The charging document says the intelligence officers falsely claimed that DCLeaks was controlled by American hackers and that Guccifer 2.0 was a Romanian hacker when in fact both were created and controlled by the GRU.

Additionally, the indictment says the conspirators – in this case, Guccifer 2.0 – also communicated with US persons about the release of stolen documents. In one instance, it says, the conspirator posing as Guccifer 2.0 contacted a person who was “in regular contact with senior members of the presidential campaign of Donald J. Trump.”

The conspirator wrote to this person thanking them for “writing back” and asking whether they found anything “interesting in the docs i posted,” the indictment says.

The document does not name or charge any Americans with crimes. Previous reporting has found that Roger Stone, the longtime Republican strategist who informally advised the Trump campaign, was in touch with Guccifer 2.0 before the election.

The indictment also alleges that the intelligence officers transferred stolen documents to an unidentified third-party organization and used it to release information and discuss the timing of those releases so they would have the maximum impact during the campaign.

Though the document does not name the organization, evidence strongly suggests it was WikiLeaks, the self-described radical transparency group that released batches of emails in the run-up to the November election in a move to hurt the Clinton campaign.

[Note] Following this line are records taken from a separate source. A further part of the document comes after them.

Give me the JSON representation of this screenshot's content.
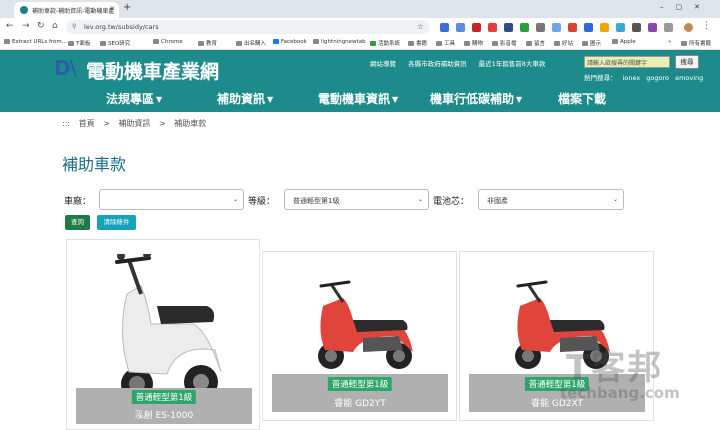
{
  "browser": {
    "tab_title": "補助車款-補助資訊-電動機車產",
    "url": "lev.org.tw/subsidy/cars",
    "bookmarks": [
      "Extract URLs from...",
      "T面板",
      "SEO研究",
      "Chrome",
      "教育",
      "出名購入",
      "Facebook",
      "lightningnewtab",
      "活動系統",
      "書籍",
      "工具",
      "購物",
      "影音檔",
      "留言",
      "好站",
      "圖示",
      "Apple",
      "所有書籤"
    ]
  },
  "site": {
    "logo_mark_left": "D",
    "logo_mark_right": "\\",
    "title": "電動機車產業網",
    "top_links": [
      "網站導覽",
      "各縣市政府補助資訊",
      "最近1年銷售前8大車款"
    ],
    "search_placeholder": "請輸入欲搜尋的關鍵字",
    "search_button": "搜尋",
    "hot_label": "熱門搜尋：",
    "hot_terms": [
      "ionex",
      "gogoro",
      "emoving"
    ],
    "nav": [
      "法規專區",
      "補助資訊",
      "電動機車資訊",
      "機車行低碳補助",
      "檔案下載"
    ]
  },
  "breadcrumb": {
    "prefix": ":::",
    "items": [
      "首頁",
      "補助資訊",
      "補助車款"
    ],
    "separator": ">"
  },
  "page_title": "補助車款",
  "filters": {
    "brand_label": "車廠：",
    "brand_value": "",
    "class_label": "等級：",
    "class_value": "普通輕型第1級",
    "battery_label": "電池芯：",
    "battery_value": "非國產"
  },
  "buttons": {
    "search": "查詢",
    "clear": "清除條件"
  },
  "cars": [
    {
      "badge": "普通輕型第1級",
      "name": "泓創  ES-1000",
      "color": "white"
    },
    {
      "badge": "普通輕型第1級",
      "name": "睿能  GD2YT",
      "color": "red"
    },
    {
      "badge": "普通輕型第1級",
      "name": "睿能  GD2XT",
      "color": "red"
    }
  ],
  "watermark": {
    "text": "T客邦",
    "url": "techbang.com"
  }
}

WikiLeaks says it has no affiliation with the Russian government, but Mike Pompeo described the group when he was the CIA director as a non-state hostile intelligence service. US intelligence also believes the Kremlin used WikiLeaks as a propaganda tool during the campaign.

Stone was also in touch with WikiLeaks, as was Trump’s eldest son, Donald Trump Jr.

Friday’s document says the intelligence officers worked for two separate GRU units: one that engaged in active cyber operations by stealing information, and another that focused on disseminating that information.

It says they used two techniques to accomplish their goals. The first was to engage in spearphishing, which involves sending misleading emails to trick users into disclosing passwords and other sensitive security details. The second was to hack into computer networks and install malicious software allowing them to spy on users, register keystrokes, take screenshots, and remove data.

In addition to accessing the email accounts of volunteers and employees, including the Clinton campaign chairman, in March 2016, the officers hacked into and covertly monitored the computer networks of the Democratic Congressional Campaign Committee and the DNC and planted hundreds of files with malicious computer code, the document says.

The indictment says that to conceal their connections to Russia, the officers used a network of computers around the world that were paid for by cryptocurrency.

Meanwhile, the officers engaged in a separate conspiracy to hack into the website of a state election board and steal information about 500,000 voters, specifically targeting state and local officials by sending spearphishing emails to people involved in administering elections, the document says.

The indictment does not allege that any of the actions the Russians took changed the vote count or altered the result of the election.